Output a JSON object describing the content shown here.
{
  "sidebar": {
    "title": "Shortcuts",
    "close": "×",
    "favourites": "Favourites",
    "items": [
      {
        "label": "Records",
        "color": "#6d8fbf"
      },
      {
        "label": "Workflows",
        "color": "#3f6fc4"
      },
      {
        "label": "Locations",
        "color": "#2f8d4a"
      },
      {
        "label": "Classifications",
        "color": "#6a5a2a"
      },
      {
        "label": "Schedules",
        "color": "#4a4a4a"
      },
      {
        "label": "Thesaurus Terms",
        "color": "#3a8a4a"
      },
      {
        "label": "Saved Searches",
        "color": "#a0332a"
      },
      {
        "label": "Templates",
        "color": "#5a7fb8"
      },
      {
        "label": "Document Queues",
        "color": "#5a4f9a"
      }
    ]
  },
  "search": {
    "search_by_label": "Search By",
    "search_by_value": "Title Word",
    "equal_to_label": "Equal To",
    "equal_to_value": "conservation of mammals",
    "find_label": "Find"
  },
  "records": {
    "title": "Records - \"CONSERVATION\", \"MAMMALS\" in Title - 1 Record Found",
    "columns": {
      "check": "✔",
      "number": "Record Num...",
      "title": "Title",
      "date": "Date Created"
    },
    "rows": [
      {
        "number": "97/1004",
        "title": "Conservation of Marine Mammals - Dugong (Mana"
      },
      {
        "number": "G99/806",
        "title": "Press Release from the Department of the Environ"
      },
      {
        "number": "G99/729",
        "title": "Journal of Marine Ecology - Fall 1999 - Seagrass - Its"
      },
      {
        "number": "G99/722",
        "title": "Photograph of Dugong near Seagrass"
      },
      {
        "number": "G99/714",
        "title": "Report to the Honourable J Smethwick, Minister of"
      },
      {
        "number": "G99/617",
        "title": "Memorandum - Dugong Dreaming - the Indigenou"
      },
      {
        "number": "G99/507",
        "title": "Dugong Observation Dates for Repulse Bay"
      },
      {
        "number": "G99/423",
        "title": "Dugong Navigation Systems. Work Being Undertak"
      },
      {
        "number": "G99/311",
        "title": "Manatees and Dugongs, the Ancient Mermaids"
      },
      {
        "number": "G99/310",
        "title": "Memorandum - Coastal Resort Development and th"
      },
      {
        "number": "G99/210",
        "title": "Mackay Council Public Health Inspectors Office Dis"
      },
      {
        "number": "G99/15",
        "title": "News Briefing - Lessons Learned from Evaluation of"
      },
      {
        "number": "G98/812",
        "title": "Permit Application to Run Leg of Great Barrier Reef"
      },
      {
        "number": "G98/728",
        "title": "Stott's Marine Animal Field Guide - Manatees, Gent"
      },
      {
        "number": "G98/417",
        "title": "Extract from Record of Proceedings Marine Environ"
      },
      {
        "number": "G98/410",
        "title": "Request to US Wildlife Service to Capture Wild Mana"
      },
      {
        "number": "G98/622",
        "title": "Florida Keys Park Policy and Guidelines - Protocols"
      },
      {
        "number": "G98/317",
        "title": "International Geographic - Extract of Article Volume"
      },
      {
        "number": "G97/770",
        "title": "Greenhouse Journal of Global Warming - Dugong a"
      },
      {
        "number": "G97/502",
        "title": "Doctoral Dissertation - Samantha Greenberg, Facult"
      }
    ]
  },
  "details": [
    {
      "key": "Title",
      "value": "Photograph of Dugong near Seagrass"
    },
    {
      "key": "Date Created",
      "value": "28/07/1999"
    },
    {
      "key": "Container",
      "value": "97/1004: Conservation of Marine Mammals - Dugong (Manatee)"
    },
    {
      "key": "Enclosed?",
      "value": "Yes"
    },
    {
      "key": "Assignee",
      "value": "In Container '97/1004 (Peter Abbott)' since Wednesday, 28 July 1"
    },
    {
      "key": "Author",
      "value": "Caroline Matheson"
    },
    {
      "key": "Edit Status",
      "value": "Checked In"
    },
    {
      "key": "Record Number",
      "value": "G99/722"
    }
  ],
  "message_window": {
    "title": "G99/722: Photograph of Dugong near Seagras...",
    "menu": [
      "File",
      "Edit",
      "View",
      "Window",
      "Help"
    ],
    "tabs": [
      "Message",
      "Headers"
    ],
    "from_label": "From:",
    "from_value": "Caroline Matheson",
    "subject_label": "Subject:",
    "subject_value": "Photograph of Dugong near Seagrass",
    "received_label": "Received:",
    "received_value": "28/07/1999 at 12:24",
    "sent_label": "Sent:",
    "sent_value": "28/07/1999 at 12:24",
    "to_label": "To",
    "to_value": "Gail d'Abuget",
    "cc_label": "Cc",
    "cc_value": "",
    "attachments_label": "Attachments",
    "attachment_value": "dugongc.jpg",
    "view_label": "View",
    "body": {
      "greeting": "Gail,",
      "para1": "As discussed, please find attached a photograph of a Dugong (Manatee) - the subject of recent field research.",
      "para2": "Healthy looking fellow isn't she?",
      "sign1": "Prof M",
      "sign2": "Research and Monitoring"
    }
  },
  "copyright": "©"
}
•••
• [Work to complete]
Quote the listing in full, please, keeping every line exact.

• [Response to this exercise]
Output a JSON object describing the content shown here.
{
  "sidebar": {
    "title": "Shortcuts",
    "close": "×",
    "favourites": "Favourites",
    "items": [
      {
        "label": "Records",
        "color": "#6d8fbf"
      },
      {
        "label": "Workflows",
        "color": "#3f6fc4"
      },
      {
        "label": "Locations",
        "color": "#2f8d4a"
      },
      {
        "label": "Classifications",
        "color": "#6a5a2a"
      },
      {
        "label": "Schedules",
        "color": "#4a4a4a"
      },
      {
        "label": "Thesaurus Terms",
        "color": "#3a8a4a"
      },
      {
        "label": "Saved Searches",
        "color": "#a0332a"
      },
      {
        "label": "Templates",
        "color": "#5a7fb8"
      },
      {
        "label": "Document Queues",
        "color": "#5a4f9a"
      }
    ]
  },
  "search": {
    "search_by_label": "Search By",
    "search_by_value": "Title Word",
    "equal_to_label": "Equal To",
    "equal_to_value": "conservation of mammals",
    "find_label": "Find"
  },
  "records": {
    "title": "Records - \"CONSERVATION\", \"MAMMALS\" in Title - 1 Record Found",
    "columns": {
      "check": "✔",
      "number": "Record Num...",
      "title": "Title",
      "date": "Date Created"
    },
    "rows": [
      {
        "number": "97/1004",
        "title": "Conservation of Marine Mammals - Dugong (Mana"
      },
      {
        "number": "G99/806",
        "title": "Press Release from the Department of the Environ"
      },
      {
        "number": "G99/729",
        "title": "Journal of Marine Ecology - Fall 1999 - Seagrass - Its"
      },
      {
        "number": "G99/722",
        "title": "Photograph of Dugong near Seagrass"
      },
      {
        "number": "G99/714",
        "title": "Report to the Honourable J Smethwick, Minister of"
      },
      {
        "number": "G99/617",
        "title": "Memorandum - Dugong Dreaming - the Indigenou"
      },
      {
        "number": "G99/507",
        "title": "Dugong Observation Dates for Repulse Bay"
      },
      {
        "number": "G99/423",
        "title": "Dugong Navigation Systems. Work Being Undertak"
      },
      {
        "number": "G99/311",
        "title": "Manatees and Dugongs, the Ancient Mermaids"
      },
      {
        "number": "G99/310",
        "title": "Memorandum - Coastal Resort Development and th"
      },
      {
        "number": "G99/210",
        "title": "Mackay Council Public Health Inspectors Office Dis"
      },
      {
        "number": "G99/15",
        "title": "News Briefing - Lessons Learned from Evaluation of"
      },
      {
        "number": "G98/812",
        "title": "Permit Application to Run Leg of Great Barrier Reef"
      },
      {
        "number": "G98/728",
        "title": "Stott's Marine Animal Field Guide - Manatees, Gent"
      },
      {
        "number": "G98/417",
        "title": "Extract from Record of Proceedings Marine Environ"
      },
      {
        "number": "G98/410",
        "title": "Request to US Wildlife Service to Capture Wild Mana"
      },
      {
        "number": "G98/622",
        "title": "Florida Keys Park Policy and Guidelines - Protocols"
      },
      {
        "number": "G98/317",
        "title": "International Geographic - Extract of Article Volume"
      },
      {
        "number": "G97/770",
        "title": "Greenhouse Journal of Global Warming - Dugong a"
      },
      {
        "number": "G97/502",
        "title": "Doctoral Dissertation - Samantha Greenberg, Facult"
      }
    ]
  },
  "details": [
    {
      "key": "Title",
      "value": "Photograph of Dugong near Seagrass"
    },
    {
      "key": "Date Created",
      "value": "28/07/1999"
    },
    {
      "key": "Container",
      "value": "97/1004: Conservation of Marine Mammals - Dugong (Manatee)"
    },
    {
      "key": "Enclosed?",
      "value": "Yes"
    },
    {
      "key": "Assignee",
      "value": "In Container '97/1004 (Peter Abbott)' since Wednesday, 28 July 1"
    },
    {
      "key": "Author",
      "value": "Caroline Matheson"
    },
    {
      "key": "Edit Status",
      "value": "Checked In"
    },
    {
      "key": "Record Number",
      "value": "G99/722"
    }
  ],
  "message_window": {
    "title": "G99/722: Photograph of Dugong near Seagras...",
    "menu": [
      "File",
      "Edit",
      "View",
      "Window",
      "Help"
    ],
    "tabs": [
      "Message",
      "Headers"
    ],
    "from_label": "From:",
    "from_value": "Caroline Matheson",
    "subject_label": "Subject:",
    "subject_value": "Photograph of Dugong near Seagrass",
    "received_label": "Received:",
    "received_value": "28/07/1999 at 12:24",
    "sent_label": "Sent:",
    "sent_value": "28/07/1999 at 12:24",
    "to_label": "To",
    "to_value": "Gail d'Abuget",
    "cc_label": "Cc",
    "cc_value": "",
    "attachments_label": "Attachments",
    "attachment_value": "dugongc.jpg",
    "view_label": "View",
    "body": {
      "greeting": "Gail,",
      "para1": "As discussed, please find attached a photograph of a Dugong (Manatee) - the subject of recent field research.",
      "para2": "Healthy looking fellow isn't she?",
      "sign1": "Prof M",
      "sign2": "Research and Monitoring"
    }
  },
  "copyright": "©"
}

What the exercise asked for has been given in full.